This is the third step to Kakuzo.


The Interaction

Ukiyo-e developed at the same time with the tea ceremony: wood-printed books or graphics were sold by the thousands on the streets. They are forerunners of the comics: artists like Hiroshige, Hokusai and Utamaro immortalized the hustle and bustle of the streets of Edo, today’s Tokyo. Popular actors and stylish courtesans were portrayed one day, then vilified in bizarre scenes another day. In addition to these images, less burlesque, rather contemplative works about nature and the seasons came into circulation. These works had been unknown in the West for a long time until shortly after the opening of Japan in 1853 they spread throughout Europe as cheap packaging material for porcelain. Their Far East, unique design created a widespread sensation among artists and collectors and immediately became an inspiration: it is said that there would be no Western modern art without Ukiyo-e. Kakuzo adopts this approach: the label spiritedly reflects the interaction.

This is the fourth step to Kakuzo.


The Spiritual World

In addition to the portraits and landscapes of the ukiyo-e, Kakuzo is inspired by another genre: Yokai – the mythical creatures of the spiritual world. Deeply rooted in Japanese tradition, they represent the inexplicable and supernatural. With some Yokai –often animals– the Japanese associate certain characteristics and magical abilities. For example, Kitsune, the cunning fox, is said to have high intelligence, a long life, and magical powers. There is also the belief that he can change into a human being. If, on the other hand, you arouse his anger or his envy, you should beware of his reaction. He enchants women, men become victims of his tricks and games. Tengu, the sky dog, originates both from Indian and Chinese mythology. Mostly depicted with feathers and in human form, with red skin and an oversized, long nose, Tengu is the warrior and an enemy of the mostly good-natured Kitsune. Both roles unite in our tea leaf samurai. Tranquility and a storm – all in one, a symbol of the ingredients that make Kakuzo so unique.

This is the fifth step to Kakuzo.


The Gentle Essence
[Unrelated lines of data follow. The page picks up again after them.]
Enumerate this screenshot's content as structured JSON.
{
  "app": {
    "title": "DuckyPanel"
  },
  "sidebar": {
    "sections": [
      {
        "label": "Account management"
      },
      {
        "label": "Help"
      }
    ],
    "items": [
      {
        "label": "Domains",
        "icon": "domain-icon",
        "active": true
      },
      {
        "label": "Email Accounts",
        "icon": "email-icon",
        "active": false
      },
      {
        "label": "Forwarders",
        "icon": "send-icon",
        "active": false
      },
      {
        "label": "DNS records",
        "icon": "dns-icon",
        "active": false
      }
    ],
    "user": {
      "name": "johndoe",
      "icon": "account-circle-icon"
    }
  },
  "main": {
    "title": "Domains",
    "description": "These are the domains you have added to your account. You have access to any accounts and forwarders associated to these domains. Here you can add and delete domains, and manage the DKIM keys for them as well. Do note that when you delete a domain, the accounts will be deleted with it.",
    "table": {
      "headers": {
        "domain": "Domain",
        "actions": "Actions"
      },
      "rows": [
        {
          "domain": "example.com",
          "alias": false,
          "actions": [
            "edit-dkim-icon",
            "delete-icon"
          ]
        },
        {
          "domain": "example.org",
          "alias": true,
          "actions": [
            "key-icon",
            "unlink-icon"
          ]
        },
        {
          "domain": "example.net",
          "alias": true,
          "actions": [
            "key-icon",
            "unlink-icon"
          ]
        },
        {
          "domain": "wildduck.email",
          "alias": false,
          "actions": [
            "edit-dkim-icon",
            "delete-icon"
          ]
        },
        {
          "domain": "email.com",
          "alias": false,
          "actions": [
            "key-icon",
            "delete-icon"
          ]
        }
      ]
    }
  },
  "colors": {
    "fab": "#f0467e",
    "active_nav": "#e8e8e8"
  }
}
Three types of tea are combined in our individual blend: Sencha from Japan, Keemun from China and Assam from India. It is pleasantly spicy, with hints of caramel, blending harmoniously with notes of honey and aromatic citrus. By carefully filtering and distilling the spirit several times, we have arrived at the combination of silky texture and exceptional taste. The secret of Kakuzo is the blend and extraction time of the tea on the one hand, and the temperature and volume % of vodka during the production process on the other hand.
This is how the unique taste of Kakuzo is created and enriches the world of spirits with a fascinating touch: enjoyed warm to let the tea’s aroma fully unfold. Of course, our vodka is also something very special on ice or in cocktails for extra zest.
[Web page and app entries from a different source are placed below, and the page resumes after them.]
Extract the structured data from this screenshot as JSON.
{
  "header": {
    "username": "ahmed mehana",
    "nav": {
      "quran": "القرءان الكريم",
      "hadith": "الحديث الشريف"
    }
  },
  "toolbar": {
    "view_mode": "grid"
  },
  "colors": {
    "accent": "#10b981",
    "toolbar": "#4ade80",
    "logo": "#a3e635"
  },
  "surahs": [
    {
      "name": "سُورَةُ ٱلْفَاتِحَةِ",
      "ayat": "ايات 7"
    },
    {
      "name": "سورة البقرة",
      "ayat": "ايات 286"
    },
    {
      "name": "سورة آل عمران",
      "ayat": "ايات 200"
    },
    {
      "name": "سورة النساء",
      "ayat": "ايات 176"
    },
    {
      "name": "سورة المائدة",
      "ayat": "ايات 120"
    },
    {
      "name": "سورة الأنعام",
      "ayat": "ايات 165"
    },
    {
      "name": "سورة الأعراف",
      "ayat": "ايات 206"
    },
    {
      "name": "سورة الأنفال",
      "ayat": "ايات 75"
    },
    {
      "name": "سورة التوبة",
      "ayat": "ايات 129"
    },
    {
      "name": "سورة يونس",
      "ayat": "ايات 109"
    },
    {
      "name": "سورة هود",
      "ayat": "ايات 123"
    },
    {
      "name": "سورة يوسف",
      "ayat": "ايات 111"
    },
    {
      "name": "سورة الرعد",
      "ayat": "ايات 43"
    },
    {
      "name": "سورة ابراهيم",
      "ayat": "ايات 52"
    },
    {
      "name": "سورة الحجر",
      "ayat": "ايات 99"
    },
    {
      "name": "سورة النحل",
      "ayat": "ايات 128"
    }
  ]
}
This is the sixth step to Kakuzo.


Paul and Marc

…are the driving force behind Kakuzo. When they were still in school, the two friends have extensively explored Berlin’s bar business. In particular, the trend to open up new worlds of cocktail taste through tea infusions inspired them substantially. Years later, after extensive and insightful experiments in the in-house bathtub, the 2017 recipe was so convincing that they decided to share their creation with the general public. This way KAKUZO was born. In addition to the development of the flavor profile, the visually stunning design of the label helped the two widely-traveled Asia fans to establish a convincing connection between the product and its multifaceted worlds of ideas. Kitsune, tengu, maneki-neko and the lucky cat, a dragon and a koi: a winking tribute to Far Eastern myths and their mythical creatures.